Your assignment:
Each of the entries below needs to be given again exactly.

Material to process:

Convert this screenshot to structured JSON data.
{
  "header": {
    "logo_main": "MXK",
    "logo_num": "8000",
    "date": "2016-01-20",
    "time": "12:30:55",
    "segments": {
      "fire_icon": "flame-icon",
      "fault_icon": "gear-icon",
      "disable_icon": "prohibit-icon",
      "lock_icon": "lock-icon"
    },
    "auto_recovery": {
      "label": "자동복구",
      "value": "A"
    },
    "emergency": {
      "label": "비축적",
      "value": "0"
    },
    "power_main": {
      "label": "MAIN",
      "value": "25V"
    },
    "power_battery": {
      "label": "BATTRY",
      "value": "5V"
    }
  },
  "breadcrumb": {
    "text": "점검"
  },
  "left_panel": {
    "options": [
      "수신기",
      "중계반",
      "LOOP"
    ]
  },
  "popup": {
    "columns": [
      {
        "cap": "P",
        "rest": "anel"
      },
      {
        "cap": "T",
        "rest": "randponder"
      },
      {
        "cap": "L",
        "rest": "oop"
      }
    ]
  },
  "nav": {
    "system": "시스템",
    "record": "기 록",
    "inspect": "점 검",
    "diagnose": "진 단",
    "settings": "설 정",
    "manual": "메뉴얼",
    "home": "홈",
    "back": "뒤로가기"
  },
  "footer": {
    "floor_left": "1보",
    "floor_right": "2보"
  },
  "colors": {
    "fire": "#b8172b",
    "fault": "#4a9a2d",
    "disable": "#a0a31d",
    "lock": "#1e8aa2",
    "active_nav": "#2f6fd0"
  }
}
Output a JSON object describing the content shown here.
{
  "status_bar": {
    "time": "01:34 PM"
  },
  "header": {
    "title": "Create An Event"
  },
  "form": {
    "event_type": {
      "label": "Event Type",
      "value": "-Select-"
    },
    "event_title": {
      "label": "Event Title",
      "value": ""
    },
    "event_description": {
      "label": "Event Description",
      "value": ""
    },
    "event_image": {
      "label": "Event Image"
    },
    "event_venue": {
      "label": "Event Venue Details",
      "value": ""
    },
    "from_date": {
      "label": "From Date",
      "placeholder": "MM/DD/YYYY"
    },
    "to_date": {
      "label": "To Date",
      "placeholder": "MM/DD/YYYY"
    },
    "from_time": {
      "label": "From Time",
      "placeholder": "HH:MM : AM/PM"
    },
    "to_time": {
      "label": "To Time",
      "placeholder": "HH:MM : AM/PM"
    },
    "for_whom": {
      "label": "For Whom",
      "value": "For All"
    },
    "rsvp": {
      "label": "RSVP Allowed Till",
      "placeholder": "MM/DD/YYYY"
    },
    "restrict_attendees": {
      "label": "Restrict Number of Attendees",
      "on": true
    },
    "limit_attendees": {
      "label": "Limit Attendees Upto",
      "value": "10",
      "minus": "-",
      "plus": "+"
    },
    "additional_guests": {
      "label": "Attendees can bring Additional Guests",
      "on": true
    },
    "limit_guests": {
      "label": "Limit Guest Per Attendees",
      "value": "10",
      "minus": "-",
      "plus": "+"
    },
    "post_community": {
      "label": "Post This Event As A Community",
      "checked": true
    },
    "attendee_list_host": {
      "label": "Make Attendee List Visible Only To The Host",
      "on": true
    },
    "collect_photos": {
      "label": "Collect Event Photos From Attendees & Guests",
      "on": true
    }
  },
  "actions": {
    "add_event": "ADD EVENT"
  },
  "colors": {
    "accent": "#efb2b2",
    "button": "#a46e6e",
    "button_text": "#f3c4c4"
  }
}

Expected output:
Convert this screenshot to structured JSON data.
{
  "header": {
    "logo_main": "MXK",
    "logo_num": "8000",
    "date": "2016-01-20",
    "time": "12:30:55",
    "segments": {
      "fire_icon": "flame-icon",
      "fault_icon": "gear-icon",
      "disable_icon": "prohibit-icon",
      "lock_icon": "lock-icon"
    },
    "auto_recovery": {
      "label": "자동복구",
      "value": "A"
    },
    "emergency": {
      "label": "비축적",
      "value": "0"
    },
    "power_main": {
      "label": "MAIN",
      "value": "25V"
    },
    "power_battery": {
      "label": "BATTRY",
      "value": "5V"
    }
  },
  "breadcrumb": {
    "text": "점검"
  },
  "left_panel": {
    "options": [
      "수신기",
      "중계반",
      "LOOP"
    ]
  },
  "popup": {
    "columns": [
      {
        "cap": "P",
        "rest": "anel"
      },
      {
        "cap": "T",
        "rest": "randponder"
      },
      {
        "cap": "L",
        "rest": "oop"
      }
    ]
  },
  "nav": {
    "system": "시스템",
    "record": "기 록",
    "inspect": "점 검",
    "diagnose": "진 단",
    "settings": "설 정",
    "manual": "메뉴얼",
    "home": "홈",
    "back": "뒤로가기"
  },
  "footer": {
    "floor_left": "1보",
    "floor_right": "2보"
  },
  "colors": {
    "fire": "#b8172b",
    "fault": "#4a9a2d",
    "disable": "#a0a31d",
    "lock": "#1e8aa2",
    "active_nav": "#2f6fd0"
  }
}
Output a JSON object describing the content shown here.
{
  "status_bar": {
    "time": "01:34 PM"
  },
  "header": {
    "title": "Create An Event"
  },
  "form": {
    "event_type": {
      "label": "Event Type",
      "value": "-Select-"
    },
    "event_title": {
      "label": "Event Title",
      "value": ""
    },
    "event_description": {
      "label": "Event Description",
      "value": ""
    },
    "event_image": {
      "label": "Event Image"
    },
    "event_venue": {
      "label": "Event Venue Details",
      "value": ""
    },
    "from_date": {
      "label": "From Date",
      "placeholder": "MM/DD/YYYY"
    },
    "to_date": {
      "label": "To Date",
      "placeholder": "MM/DD/YYYY"
    },
    "from_time": {
      "label": "From Time",
      "placeholder": "HH:MM : AM/PM"
    },
    "to_time": {
      "label": "To Time",
      "placeholder": "HH:MM : AM/PM"
    },
    "for_whom": {
      "label": "For Whom",
      "value": "For All"
    },
    "rsvp": {
      "label": "RSVP Allowed Till",
      "placeholder": "MM/DD/YYYY"
    },
    "restrict_attendees": {
      "label": "Restrict Number of Attendees",
      "on": true
    },
    "limit_attendees": {
      "label": "Limit Attendees Upto",
      "value": "10",
      "minus": "-",
      "plus": "+"
    },
    "additional_guests": {
      "label": "Attendees can bring Additional Guests",
      "on": true
    },
    "limit_guests": {
      "label": "Limit Guest Per Attendees",
      "value": "10",
      "minus": "-",
      "plus": "+"
    },
    "post_community": {
      "label": "Post This Event As A Community",
      "checked": true
    },
    "attendee_list_host": {
      "label": "Make Attendee List Visible Only To The Host",
      "on": true
    },
    "collect_photos": {
      "label": "Collect Event Photos From Attendees & Guests",
      "on": true
    }
  },
  "actions": {
    "add_event": "ADD EVENT"
  },
  "colors": {
    "accent": "#efb2b2",
    "button": "#a46e6e",
    "button_text": "#f3c4c4"
  }
}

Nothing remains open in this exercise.